92The California School Psychologist, 2009, Vol. 14environment alterations). These indicators were combined as dichotomous variables and students wereclassified as either “at-risk” or “normal” based on teacher referral for services.ProceduresDuring the first quarter of the school year, the BESS teacher form was completed for all third-gradestudents attending one school and for all fourth-grade students attending the other school. For each grade,screening outcomes indicated that the majority of students were in the “normal” range, several studentswere in the “elevated” range, and relatively few students were in the “extremely elevated” range.
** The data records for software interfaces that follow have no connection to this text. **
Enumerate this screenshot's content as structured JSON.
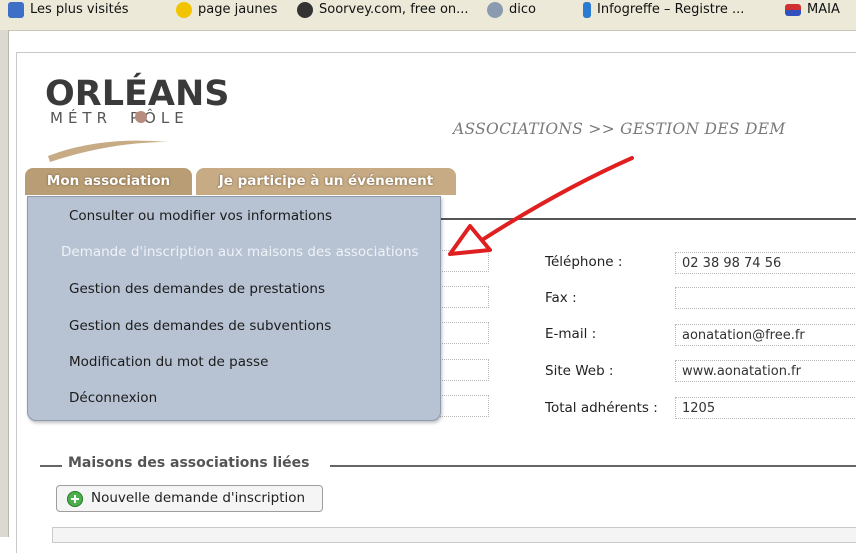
{
  "bookmarks": [
    {
      "label": "Les plus visités",
      "icon": "bookmark-blue-icon",
      "color": "#3d6fc6"
    },
    {
      "label": "page jaunes",
      "icon": "pagesjaunes-icon",
      "color": "#f2c400"
    },
    {
      "label": "Soorvey.com, free on...",
      "icon": "soorvey-icon",
      "color": "#333333"
    },
    {
      "label": "dico",
      "icon": "dico-icon",
      "color": "#8a9bb0"
    },
    {
      "label": "Infogreffe – Registre ...",
      "icon": "infogreffe-icon",
      "color": "#2a7bd4"
    },
    {
      "label": "MAIA",
      "icon": "maia-flag-icon",
      "color": "#d03030"
    }
  ],
  "logo": {
    "name": "ORLÉANS",
    "sub_left": "MÉTR",
    "sub_right": "PÔLE"
  },
  "page_heading": "ASSOCIATIONS >> GESTION DES DEM",
  "tabs": [
    {
      "label": "Mon association"
    },
    {
      "label": "Je participe à un événement"
    }
  ],
  "menu": {
    "items": [
      {
        "label": "Consulter ou modifier vos informations"
      },
      {
        "label": "Demande d'inscription aux maisons des associations",
        "active": true
      },
      {
        "label": "Gestion des demandes de prestations"
      },
      {
        "label": "Gestion des demandes de subventions"
      },
      {
        "label": "Modification du mot de passe"
      },
      {
        "label": "Déconnexion"
      }
    ]
  },
  "contact_fields": [
    {
      "label": "Téléphone :",
      "value": "02 38 98 74 56"
    },
    {
      "label": "Fax :",
      "value": ""
    },
    {
      "label": "E-mail :",
      "value": "aonatation@free.fr"
    },
    {
      "label": "Site Web :",
      "value": "www.aonatation.fr"
    },
    {
      "label": "Total adhérents :",
      "value": "1205"
    }
  ],
  "section": {
    "title": "Maisons des associations liées"
  },
  "new_request_button": "Nouvelle demande d'inscription",
  "colors": {
    "tab": "#c6ab84",
    "menu": "#b7c2d3",
    "arrow": "#e02020"
  }
}
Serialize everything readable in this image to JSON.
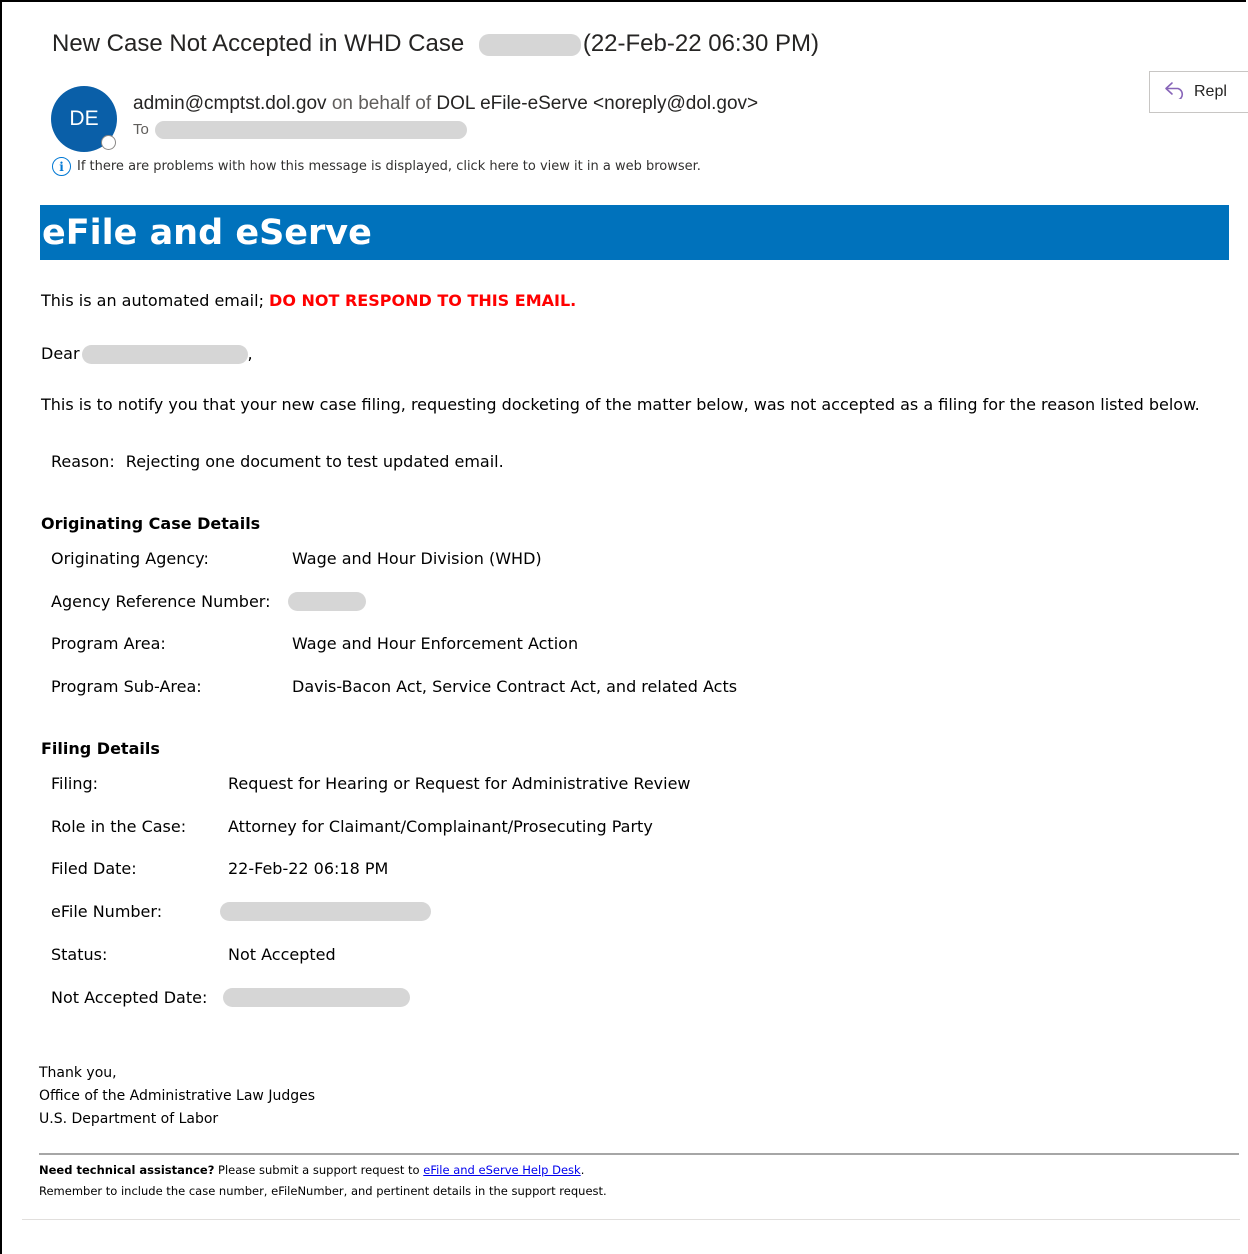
{
  "header": {
    "subject_prefix": "New Case Not Accepted in WHD Case",
    "subject_suffix": "(22-Feb-22 06:30 PM)",
    "avatar_initials": "DE",
    "sender_email": "admin@cmptst.dol.gov",
    "on_behalf_text": "on behalf of",
    "sender_name": "DOL eFile-eServe <noreply@dol.gov>",
    "to_label": "To",
    "reply_label": "Repl",
    "info_text": "If there are problems with how this message is displayed, click here to view it in a web browser."
  },
  "banner": {
    "title": "eFile and eServe"
  },
  "body": {
    "automated_intro": "This is an automated email;",
    "warning": "DO NOT RESPOND TO THIS EMAIL.",
    "dear": "Dear",
    "dear_comma": ",",
    "notification": "This is to notify you that your new case filing, requesting docketing of the matter below, was not accepted as a filing for the reason listed below.",
    "reason_label": "Reason:",
    "reason_value": "Rejecting one document to test updated email."
  },
  "originating_case": {
    "title": "Originating Case Details",
    "rows": [
      {
        "label": "Originating Agency:",
        "value": "Wage and Hour Division (WHD)"
      },
      {
        "label": "Agency Reference Number:",
        "value": ""
      },
      {
        "label": "Program Area:",
        "value": "Wage and Hour Enforcement Action"
      },
      {
        "label": "Program Sub-Area:",
        "value": "Davis-Bacon Act, Service Contract Act, and related Acts"
      }
    ]
  },
  "filing": {
    "title": "Filing Details",
    "rows": [
      {
        "label": "Filing:",
        "value": "Request for Hearing or Request for Administrative Review"
      },
      {
        "label": "Role in the Case:",
        "value": "Attorney for Claimant/Complainant/Prosecuting Party"
      },
      {
        "label": "Filed Date:",
        "value": "22-Feb-22 06:18 PM"
      },
      {
        "label": "eFile Number:",
        "value": ""
      },
      {
        "label": "Status:",
        "value": "Not Accepted"
      },
      {
        "label": "Not Accepted Date:",
        "value": ""
      }
    ]
  },
  "signature": {
    "thanks": "Thank you,",
    "office": "Office of the Administrative Law Judges",
    "department": "U.S. Department of Labor"
  },
  "footer": {
    "help_bold": "Need technical assistance?",
    "help_text": "Please submit a support request to",
    "help_link": "eFile and eServe Help Desk",
    "help_period": ".",
    "reminder": "Remember to include the case number, eFileNumber, and pertinent details in the support request."
  },
  "colors": {
    "banner": "#0072bc",
    "avatar": "#0a5fa8",
    "warning": "#ff0000",
    "link": "#0000ee",
    "info_icon": "#0078d4"
  },
  "icons": [
    "info-icon",
    "reply-arrow-icon",
    "presence-status-icon"
  ]
}
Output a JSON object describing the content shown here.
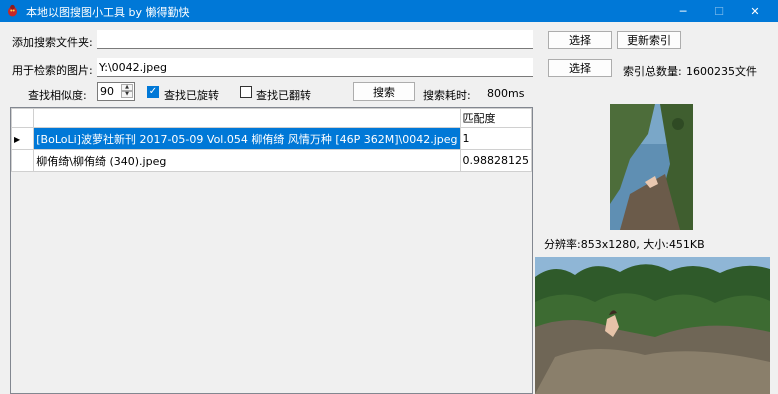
{
  "window": {
    "title": "本地以图搜图小工具 by 懒得勤快",
    "icon": "bug-icon",
    "accent": "#0078d7",
    "minimize": "─",
    "maximize": "☐",
    "close": "✕"
  },
  "form": {
    "folder_label": "添加搜索文件夹:",
    "folder_value": "",
    "image_label": "用于检索的图片:",
    "image_value": "Y:\\0042.jpeg",
    "similarity_label": "查找相似度:",
    "similarity_value": "90",
    "find_rotated_label": "查找已旋转",
    "find_rotated_checked": true,
    "find_flipped_label": "查找已翻转",
    "find_flipped_checked": false,
    "search_button": "搜索",
    "elapsed_label": "搜索耗时:",
    "elapsed_value": "800ms",
    "select_button_1": "选择",
    "update_index_button": "更新索引",
    "select_button_2": "选择",
    "index_count_label": "索引总数量:",
    "index_count_value": "1600235文件"
  },
  "results": {
    "columns": [
      "",
      "匹配度"
    ],
    "rows": [
      {
        "path": "[BoLoLi]波萝社新刊 2017-05-09 Vol.054 柳侑绮 风情万种 [46P 362M]\\0042.jpeg",
        "score": "1",
        "selected": true
      },
      {
        "path": "柳侑绮\\柳侑绮 (340).jpeg",
        "score": "0.98828125",
        "selected": false
      }
    ]
  },
  "preview": {
    "resolution_label": "分辨率:",
    "resolution_value": "853x1280",
    "size_label": "大小:",
    "size_value": "451KB",
    "separator": ", "
  }
}
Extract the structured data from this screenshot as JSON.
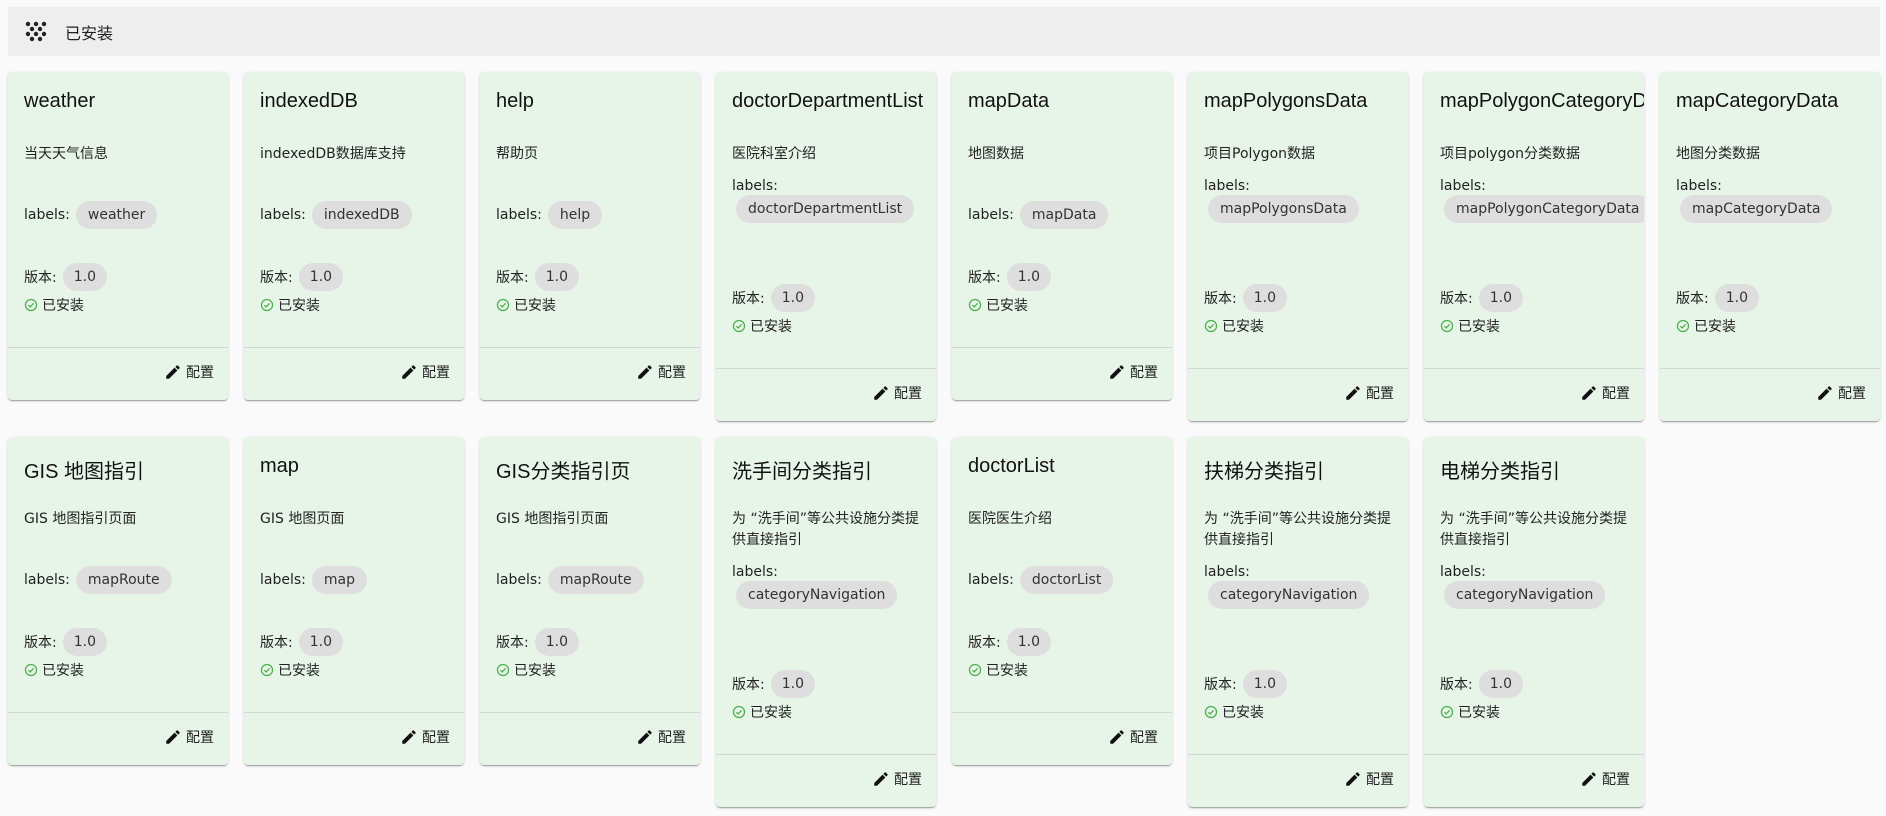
{
  "header": {
    "title": "已安装",
    "icon": "apps-dots-icon"
  },
  "common": {
    "labels_prefix": "labels:",
    "version_prefix": "版本:",
    "status_installed": "已安装",
    "config_label": "配置"
  },
  "colors": {
    "card_bg": "#e7f5e8",
    "header_bg": "#eeeeee",
    "chip_bg": "#dedede",
    "installed_green": "#4caf50"
  },
  "cards": [
    {
      "name": "weather",
      "description": "当天天气信息",
      "label": "weather",
      "version": "1.0"
    },
    {
      "name": "indexedDB",
      "description": "indexedDB数据库支持",
      "label": "indexedDB",
      "version": "1.0"
    },
    {
      "name": "help",
      "description": "帮助页",
      "label": "help",
      "version": "1.0"
    },
    {
      "name": "doctorDepartmentList",
      "description": "医院科室介绍",
      "label": "doctorDepartmentList",
      "version": "1.0"
    },
    {
      "name": "mapData",
      "description": "地图数据",
      "label": "mapData",
      "version": "1.0"
    },
    {
      "name": "mapPolygonsData",
      "description": "项目Polygon数据",
      "label": "mapPolygonsData",
      "version": "1.0"
    },
    {
      "name": "mapPolygonCategoryData",
      "description": "项目polygon分类数据",
      "label": "mapPolygonCategoryData",
      "version": "1.0"
    },
    {
      "name": "mapCategoryData",
      "description": "地图分类数据",
      "label": "mapCategoryData",
      "version": "1.0"
    },
    {
      "name": "GIS 地图指引",
      "description": "GIS 地图指引页面",
      "label": "mapRoute",
      "version": "1.0"
    },
    {
      "name": "map",
      "description": "GIS 地图页面",
      "label": "map",
      "version": "1.0"
    },
    {
      "name": "GIS分类指引页",
      "description": "GIS 地图指引页面",
      "label": "mapRoute",
      "version": "1.0"
    },
    {
      "name": "洗手间分类指引",
      "description": "为 “洗手间”等公共设施分类提供直接指引",
      "label": "categoryNavigation",
      "version": "1.0"
    },
    {
      "name": "doctorList",
      "description": "医院医生介绍",
      "label": "doctorList",
      "version": "1.0"
    },
    {
      "name": "扶梯分类指引",
      "description": "为 “洗手间”等公共设施分类提供直接指引",
      "label": "categoryNavigation",
      "version": "1.0"
    },
    {
      "name": "电梯分类指引",
      "description": "为 “洗手间”等公共设施分类提供直接指引",
      "label": "categoryNavigation",
      "version": "1.0"
    }
  ]
}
Thus,for the purposes of this study, students receiving the latter two classifications were grouped together,resulting in dichotomized risk-level classification outcomes: “normal” (T scores 20-60) or “at-risk” (Tscores 61 and above). Screening results indicated that 20 third-graders and 13 fourth-graders had BESSoutcomes in the “at-risk” range. In an attempt to create matched groups, the 13 “at-risk” third-graderswere selected to participate in the study, matched with a random selection of 13 “normal” third-graders.A random selection of 13 “at-risk” fourth-graders was then conducted, matched with a random selectionof 13 “normal” fourth-graders. Dur